Biosimilars are primarily as safe as their originators, based on data from a review of current European regulatory documents. The findings were published online in the British Journal of Clinical Pharmacology.

“Biosimilars are officially approved as similar products to a biopharmaceutical originator, which often share the same International Nonproprietary Name,” wrote L.R.A. Lepelaars, MD, of Utrecht University, the Netherlands, and colleagues. However, many clinicians remain cautious about using biosimilars, particularly those in the United States, they noted. The European Medicines Agency (EMA) has filed safety data on biosimilars, but comparative effectiveness studies often are lacking, they wrote.

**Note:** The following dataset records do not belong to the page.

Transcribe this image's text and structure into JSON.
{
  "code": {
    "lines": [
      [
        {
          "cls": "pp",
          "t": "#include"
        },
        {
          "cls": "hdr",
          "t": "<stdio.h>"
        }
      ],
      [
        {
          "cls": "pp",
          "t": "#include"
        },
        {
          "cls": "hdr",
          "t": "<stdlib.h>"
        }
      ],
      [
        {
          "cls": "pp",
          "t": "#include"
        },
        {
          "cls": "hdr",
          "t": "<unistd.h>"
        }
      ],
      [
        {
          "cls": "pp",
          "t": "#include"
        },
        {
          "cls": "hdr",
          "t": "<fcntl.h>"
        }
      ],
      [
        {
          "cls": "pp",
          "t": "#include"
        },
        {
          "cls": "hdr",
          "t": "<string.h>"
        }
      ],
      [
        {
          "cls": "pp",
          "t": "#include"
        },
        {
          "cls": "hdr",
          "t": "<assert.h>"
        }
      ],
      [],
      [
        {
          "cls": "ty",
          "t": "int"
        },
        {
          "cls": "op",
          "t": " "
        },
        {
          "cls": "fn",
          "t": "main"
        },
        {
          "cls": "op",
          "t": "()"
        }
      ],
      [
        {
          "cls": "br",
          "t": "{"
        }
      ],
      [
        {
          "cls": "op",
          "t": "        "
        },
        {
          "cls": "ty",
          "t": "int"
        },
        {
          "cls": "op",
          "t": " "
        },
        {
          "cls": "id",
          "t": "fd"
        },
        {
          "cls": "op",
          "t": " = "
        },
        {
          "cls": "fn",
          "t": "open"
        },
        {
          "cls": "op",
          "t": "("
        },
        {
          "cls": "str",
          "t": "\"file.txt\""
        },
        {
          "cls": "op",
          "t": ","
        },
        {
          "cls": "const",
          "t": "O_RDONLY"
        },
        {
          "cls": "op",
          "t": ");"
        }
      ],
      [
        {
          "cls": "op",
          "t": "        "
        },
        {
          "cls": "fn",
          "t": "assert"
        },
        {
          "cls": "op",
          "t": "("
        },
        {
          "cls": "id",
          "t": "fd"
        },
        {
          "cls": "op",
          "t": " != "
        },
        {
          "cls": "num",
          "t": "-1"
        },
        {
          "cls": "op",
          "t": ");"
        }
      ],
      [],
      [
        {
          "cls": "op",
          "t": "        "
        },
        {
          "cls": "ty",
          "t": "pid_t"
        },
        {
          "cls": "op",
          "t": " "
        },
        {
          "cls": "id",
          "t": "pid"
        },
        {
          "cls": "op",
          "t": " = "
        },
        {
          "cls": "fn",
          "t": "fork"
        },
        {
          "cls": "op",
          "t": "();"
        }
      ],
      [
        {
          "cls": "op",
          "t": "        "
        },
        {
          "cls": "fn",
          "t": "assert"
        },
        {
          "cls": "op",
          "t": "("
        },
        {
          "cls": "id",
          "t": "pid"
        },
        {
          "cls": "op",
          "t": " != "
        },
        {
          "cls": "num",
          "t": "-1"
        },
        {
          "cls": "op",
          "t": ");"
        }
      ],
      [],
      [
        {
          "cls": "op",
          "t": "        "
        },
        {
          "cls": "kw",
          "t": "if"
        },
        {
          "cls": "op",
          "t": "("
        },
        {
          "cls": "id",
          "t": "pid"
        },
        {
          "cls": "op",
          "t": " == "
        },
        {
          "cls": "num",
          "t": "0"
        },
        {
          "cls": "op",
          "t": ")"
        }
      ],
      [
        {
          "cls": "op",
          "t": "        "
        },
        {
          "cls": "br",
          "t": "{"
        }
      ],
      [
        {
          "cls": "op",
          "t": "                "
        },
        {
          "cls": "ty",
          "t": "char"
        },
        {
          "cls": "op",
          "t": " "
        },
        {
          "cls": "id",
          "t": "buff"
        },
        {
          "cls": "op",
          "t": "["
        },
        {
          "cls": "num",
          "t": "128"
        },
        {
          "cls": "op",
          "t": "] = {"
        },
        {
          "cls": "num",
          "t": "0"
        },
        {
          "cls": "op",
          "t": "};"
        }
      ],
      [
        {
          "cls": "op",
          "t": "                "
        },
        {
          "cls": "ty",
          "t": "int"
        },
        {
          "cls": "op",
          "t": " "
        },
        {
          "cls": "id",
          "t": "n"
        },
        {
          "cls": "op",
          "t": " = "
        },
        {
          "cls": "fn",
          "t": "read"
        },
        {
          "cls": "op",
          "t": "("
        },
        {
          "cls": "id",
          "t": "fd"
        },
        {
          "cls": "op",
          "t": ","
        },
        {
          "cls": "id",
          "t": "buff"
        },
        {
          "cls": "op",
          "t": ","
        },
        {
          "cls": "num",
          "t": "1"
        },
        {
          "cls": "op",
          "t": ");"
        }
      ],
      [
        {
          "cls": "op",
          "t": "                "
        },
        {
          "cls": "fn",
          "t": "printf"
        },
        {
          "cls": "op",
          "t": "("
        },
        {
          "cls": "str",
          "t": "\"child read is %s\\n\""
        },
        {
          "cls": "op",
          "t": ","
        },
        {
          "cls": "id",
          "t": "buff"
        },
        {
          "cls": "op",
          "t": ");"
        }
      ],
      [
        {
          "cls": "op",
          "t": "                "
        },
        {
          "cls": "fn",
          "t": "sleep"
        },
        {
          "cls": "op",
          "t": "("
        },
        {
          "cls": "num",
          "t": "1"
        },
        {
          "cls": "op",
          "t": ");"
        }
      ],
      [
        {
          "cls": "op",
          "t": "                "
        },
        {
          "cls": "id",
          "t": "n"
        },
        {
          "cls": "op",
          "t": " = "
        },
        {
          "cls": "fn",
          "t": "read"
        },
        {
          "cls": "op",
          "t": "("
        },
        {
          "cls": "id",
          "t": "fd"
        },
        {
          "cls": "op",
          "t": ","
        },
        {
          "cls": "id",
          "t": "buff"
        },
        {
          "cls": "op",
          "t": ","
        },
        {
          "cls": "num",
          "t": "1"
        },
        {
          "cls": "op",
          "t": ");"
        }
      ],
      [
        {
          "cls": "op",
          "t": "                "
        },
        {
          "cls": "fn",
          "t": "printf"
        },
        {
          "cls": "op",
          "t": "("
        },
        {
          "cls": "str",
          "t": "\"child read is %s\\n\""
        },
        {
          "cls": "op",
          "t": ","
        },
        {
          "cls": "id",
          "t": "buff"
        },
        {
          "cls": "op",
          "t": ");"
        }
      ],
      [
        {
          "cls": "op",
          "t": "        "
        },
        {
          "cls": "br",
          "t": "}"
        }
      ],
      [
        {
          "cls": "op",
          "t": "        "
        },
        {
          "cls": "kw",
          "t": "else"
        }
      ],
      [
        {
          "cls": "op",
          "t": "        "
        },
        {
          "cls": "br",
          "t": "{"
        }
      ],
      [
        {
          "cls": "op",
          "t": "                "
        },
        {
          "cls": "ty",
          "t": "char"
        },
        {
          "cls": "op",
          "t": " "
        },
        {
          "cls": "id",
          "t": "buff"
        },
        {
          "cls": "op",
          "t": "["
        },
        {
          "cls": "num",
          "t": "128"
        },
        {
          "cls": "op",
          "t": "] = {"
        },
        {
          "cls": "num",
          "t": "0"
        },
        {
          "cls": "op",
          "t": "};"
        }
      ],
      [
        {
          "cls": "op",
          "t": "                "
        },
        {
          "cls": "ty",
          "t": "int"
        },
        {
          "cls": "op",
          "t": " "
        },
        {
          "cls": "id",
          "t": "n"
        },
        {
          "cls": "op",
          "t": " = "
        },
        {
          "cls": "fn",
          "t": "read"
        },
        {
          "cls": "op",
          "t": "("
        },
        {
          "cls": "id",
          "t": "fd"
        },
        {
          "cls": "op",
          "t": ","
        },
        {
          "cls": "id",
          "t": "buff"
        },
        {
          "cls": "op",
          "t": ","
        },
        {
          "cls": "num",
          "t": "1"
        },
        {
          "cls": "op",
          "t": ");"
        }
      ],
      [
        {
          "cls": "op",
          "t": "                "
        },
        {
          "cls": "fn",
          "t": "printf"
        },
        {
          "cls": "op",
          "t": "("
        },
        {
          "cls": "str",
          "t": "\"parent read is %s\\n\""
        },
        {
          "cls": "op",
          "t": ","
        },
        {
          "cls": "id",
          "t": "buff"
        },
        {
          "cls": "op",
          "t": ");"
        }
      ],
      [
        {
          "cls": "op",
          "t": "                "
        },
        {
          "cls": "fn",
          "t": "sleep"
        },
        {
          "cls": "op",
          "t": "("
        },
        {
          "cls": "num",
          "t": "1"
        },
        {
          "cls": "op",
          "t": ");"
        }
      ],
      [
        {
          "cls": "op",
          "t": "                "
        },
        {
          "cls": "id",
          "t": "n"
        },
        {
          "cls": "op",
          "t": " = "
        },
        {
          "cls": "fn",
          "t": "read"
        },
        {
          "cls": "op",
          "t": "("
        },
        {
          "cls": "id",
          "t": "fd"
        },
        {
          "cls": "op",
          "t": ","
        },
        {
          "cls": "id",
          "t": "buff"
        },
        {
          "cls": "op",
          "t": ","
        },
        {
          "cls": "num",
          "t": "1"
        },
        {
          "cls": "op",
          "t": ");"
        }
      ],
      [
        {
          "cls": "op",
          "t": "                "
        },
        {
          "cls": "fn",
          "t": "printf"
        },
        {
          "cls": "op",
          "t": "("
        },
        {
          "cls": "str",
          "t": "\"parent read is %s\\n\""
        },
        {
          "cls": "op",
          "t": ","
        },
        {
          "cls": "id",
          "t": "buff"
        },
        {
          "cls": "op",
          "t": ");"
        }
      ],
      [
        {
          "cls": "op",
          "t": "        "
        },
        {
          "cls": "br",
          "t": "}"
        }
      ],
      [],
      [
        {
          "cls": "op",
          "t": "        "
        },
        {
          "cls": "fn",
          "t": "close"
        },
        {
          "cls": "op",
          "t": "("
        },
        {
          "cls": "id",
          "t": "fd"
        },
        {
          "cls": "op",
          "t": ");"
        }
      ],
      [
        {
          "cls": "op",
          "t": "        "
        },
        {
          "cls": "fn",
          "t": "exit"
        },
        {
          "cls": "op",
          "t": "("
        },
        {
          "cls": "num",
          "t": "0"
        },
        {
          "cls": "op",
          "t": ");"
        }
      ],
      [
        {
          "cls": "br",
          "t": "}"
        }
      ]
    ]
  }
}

In this study, the researchers compared data on 25 biologic medicinal products (19 biosimilars and 6 originators). The biosimilars were authorized by the EMA between Jan. 1, 2005 and Oct. 30, 2015 (Br. J. Clin. Pharmacol. 2017 Nov 22; doi: 10.1111/bcp.13454 ).

Overall, the researchers found 55 general safety concerns, including 22 that were deemed highly clinically relevant. Another 21 were defined as medium, while 12 had low levels of clinical relevance.

Infliximab was the only active substance with more than one difference in safety concerns between the biosimilar and originator; three more general safety concerns (all of medium clinical relevance) were noted for infliximab biosimilars compared with the originator (bowel obstruction, hematologic reactions, and lack of efficacy).

For all other active substances included in the study, one difference or no difference was found in the general safety concerns between the biosimilars and originators, and none of the differences was related to immunogenicity

The researchers assessed the safety of biosimilars by comparing them with European Risk Management Plan or Summary of Product Characteristics.

The findings support the value of biosimilars based on comparable safety profiles, the researchers noted. However, “a direct comparison between biosimilars and related originators through formal postmarketing studies (observational or clinical trials) is mandatory for specific safety and effectiveness issues emerging during the products’ life cycle,” they said.

The researchers had no financial conflicts to disclose.